Barbara Robinett, who is an East Carbon resident and Sunnyside ambulance employee then addressed the council and stated her unhappiness with what she perceived as lack of support for the safety structure.
"I don't know if you were at the same CIB meeting that I was or at the same city council meetings I have been at. But we have voted to support this structure four times and you promised this city that you would go to the CIB and give this project your full support. And I don't feel that you did that. When they saw your reaction to the loan portion of the agreement they were ready to pull the funding right then and there," said Robinett.
LaFontaine disagreed with Robinett, stating that he still supports the public safety building project, but not at a cost to the citizens of East Carbon or what he considers to be the continuing loss of potential funds for the city.
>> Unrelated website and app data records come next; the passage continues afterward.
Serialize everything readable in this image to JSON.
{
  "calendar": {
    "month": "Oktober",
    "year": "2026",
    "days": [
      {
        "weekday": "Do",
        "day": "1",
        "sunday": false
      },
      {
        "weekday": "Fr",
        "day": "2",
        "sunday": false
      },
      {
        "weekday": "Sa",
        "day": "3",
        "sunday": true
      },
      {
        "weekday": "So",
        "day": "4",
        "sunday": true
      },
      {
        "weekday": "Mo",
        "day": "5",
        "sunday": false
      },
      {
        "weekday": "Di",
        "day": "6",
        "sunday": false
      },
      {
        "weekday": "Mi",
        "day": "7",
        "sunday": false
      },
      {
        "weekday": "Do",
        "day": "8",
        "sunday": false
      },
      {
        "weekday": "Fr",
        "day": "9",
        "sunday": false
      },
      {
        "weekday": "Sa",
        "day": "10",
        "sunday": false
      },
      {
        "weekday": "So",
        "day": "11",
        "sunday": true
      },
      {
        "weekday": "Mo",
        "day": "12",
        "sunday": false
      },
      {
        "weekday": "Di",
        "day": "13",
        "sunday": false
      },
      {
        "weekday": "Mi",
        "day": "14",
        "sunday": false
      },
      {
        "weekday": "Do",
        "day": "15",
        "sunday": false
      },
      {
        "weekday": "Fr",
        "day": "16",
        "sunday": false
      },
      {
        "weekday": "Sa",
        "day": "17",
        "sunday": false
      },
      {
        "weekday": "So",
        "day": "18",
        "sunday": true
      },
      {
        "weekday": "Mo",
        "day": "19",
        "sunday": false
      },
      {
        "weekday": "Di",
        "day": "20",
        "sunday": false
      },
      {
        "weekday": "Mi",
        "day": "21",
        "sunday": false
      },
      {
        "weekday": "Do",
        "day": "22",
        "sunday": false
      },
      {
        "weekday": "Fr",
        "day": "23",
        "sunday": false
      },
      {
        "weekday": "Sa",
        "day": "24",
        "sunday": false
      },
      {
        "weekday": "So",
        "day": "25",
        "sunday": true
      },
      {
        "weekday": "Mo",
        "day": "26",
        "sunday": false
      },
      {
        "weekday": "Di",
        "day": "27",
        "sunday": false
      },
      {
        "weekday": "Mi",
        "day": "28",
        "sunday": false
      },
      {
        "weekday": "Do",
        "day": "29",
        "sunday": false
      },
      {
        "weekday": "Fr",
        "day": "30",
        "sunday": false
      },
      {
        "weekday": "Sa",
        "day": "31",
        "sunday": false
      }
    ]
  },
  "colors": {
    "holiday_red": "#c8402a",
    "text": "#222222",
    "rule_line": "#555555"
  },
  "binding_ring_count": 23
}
"I did support the project. I understand that this loan represents a very small amount of money, but I feel it is really costing us in potential funding. What was lost at that meeting is that this building is not about the fire departments as we have said all along - this building is about the ambulance," said LaFontaine. "This building is about the medical care of our residents. I did not accept the agreement at the funding meeting because that is a decision for the city council to make not me. Our city is set up to have a soft mayor and a strong council. I didn't feel I had the authority to make that decision for this council."
According to Robinett and LaFontaine, the building was considered extravagant by the CIB.
"Can we make the building a little cheaper," said East Carbon councilmember Joyce Caviness. "I think if we sit down with the architect we can cut some corners and get it back down to $1.6 million."
No matter what the building costs, the mayor indicated that he believes the CIB will require the two cites to take some financial responsibility for the construction of the building.
"There are other funding options for this loan portion," said LaFontaine. "I think if both cities went before the USDA we could make some headway. And if we can go before the county and they hold up their part of the bargian then it's a done deal."
Councilmember David Maggio voiced strong feelings regarding the county's involvement in the project.
"How much money does the county make on mineral rights? And how much do they plan on making in future? It seems to me that we are the other Carbon County down here. We are not the Carbon County with a multi-million dollar gun range and convention center. If $300,000 is the stop gap between us and this building then it should be a no brainer that we get it. We live in this county and we pay our taxes just the same as anyone and we deserve our fair share of the pie. If we have to go down there and demand it, then that is what we will do," stated Maggio.
The council made arrangements for Robinett, the mayor, citizens and councilmembers to approach the county commission.
"I have fought for this building from the beginning and it is my understanding that we have already been promised this money from the county, the $5,000 for payment from the fire contracts. I would not be here fighting like this if it wasn't for the ambulance. It is a must that it is moved out of that canyon. The citizens of this community are what matters to me. They are what is important," concluded Robinett.